Search the records below for "kind" and copy every line it turns up in.

*** Begin section ***

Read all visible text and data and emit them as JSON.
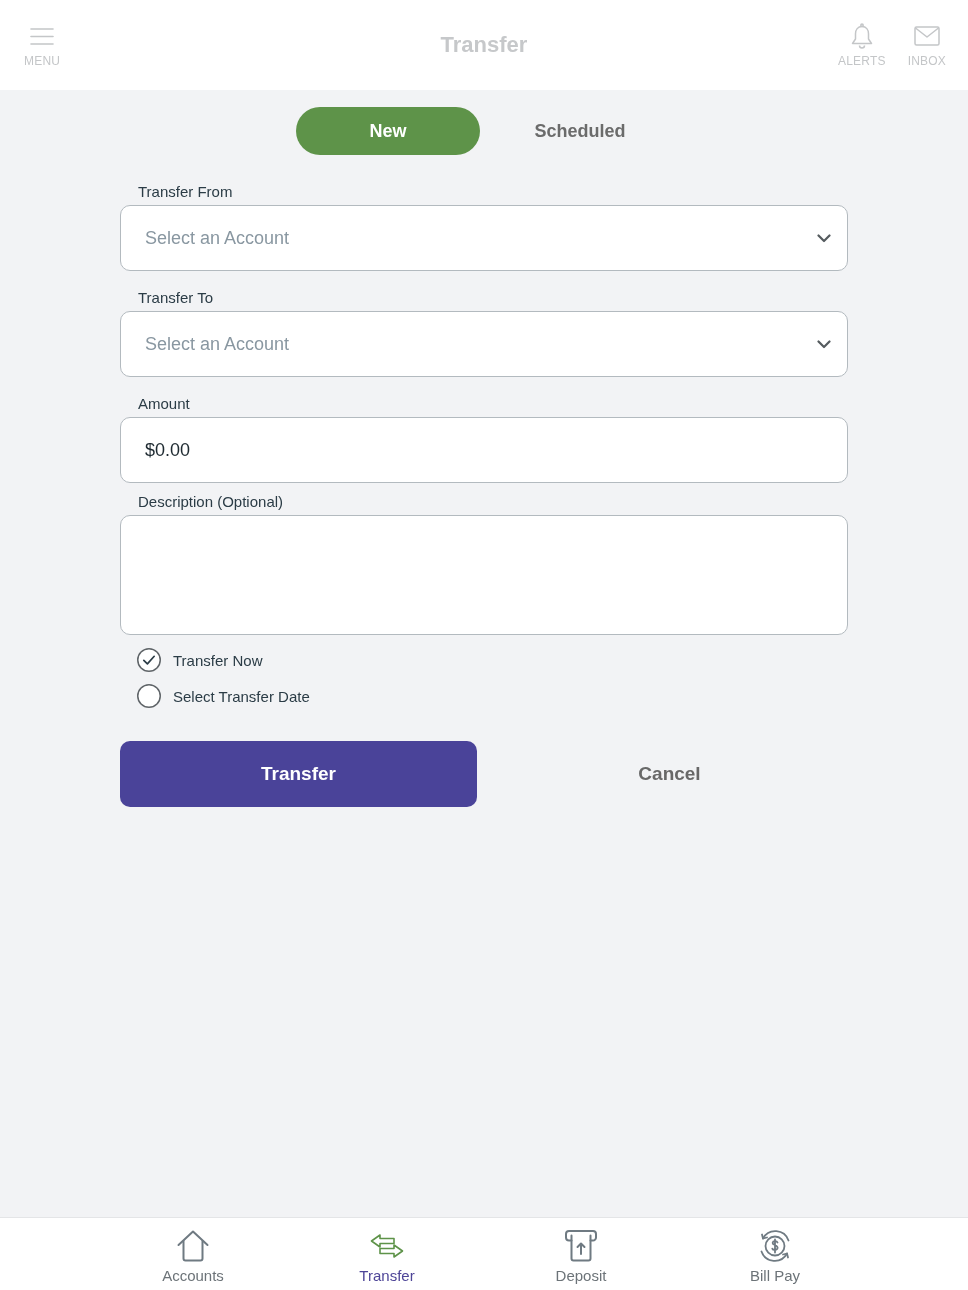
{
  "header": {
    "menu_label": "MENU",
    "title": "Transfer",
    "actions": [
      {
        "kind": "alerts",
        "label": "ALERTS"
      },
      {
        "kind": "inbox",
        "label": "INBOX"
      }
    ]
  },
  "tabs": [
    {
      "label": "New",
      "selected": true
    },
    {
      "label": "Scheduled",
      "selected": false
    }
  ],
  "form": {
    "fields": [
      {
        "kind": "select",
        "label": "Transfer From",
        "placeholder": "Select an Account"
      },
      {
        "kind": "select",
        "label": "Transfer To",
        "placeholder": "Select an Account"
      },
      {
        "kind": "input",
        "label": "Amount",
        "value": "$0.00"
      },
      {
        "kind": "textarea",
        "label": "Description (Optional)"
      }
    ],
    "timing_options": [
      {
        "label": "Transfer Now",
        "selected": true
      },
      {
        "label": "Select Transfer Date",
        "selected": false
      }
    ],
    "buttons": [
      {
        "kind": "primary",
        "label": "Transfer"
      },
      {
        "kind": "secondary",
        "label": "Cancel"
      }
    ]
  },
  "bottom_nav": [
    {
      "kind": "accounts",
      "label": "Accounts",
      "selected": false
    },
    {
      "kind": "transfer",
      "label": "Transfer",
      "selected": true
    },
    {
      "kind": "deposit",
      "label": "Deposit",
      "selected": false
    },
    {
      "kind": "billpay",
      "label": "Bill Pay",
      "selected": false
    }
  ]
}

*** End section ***

### RESPONSE TO THE TASK
        "kind": "alerts",
        "kind": "inbox",
        "kind": "select",
        "kind": "select",
        "kind": "input",
        "kind": "textarea",
        "kind": "primary",
        "kind": "secondary",
      "kind": "accounts",
      "kind": "transfer",
      "kind": "deposit",
      "kind": "billpay",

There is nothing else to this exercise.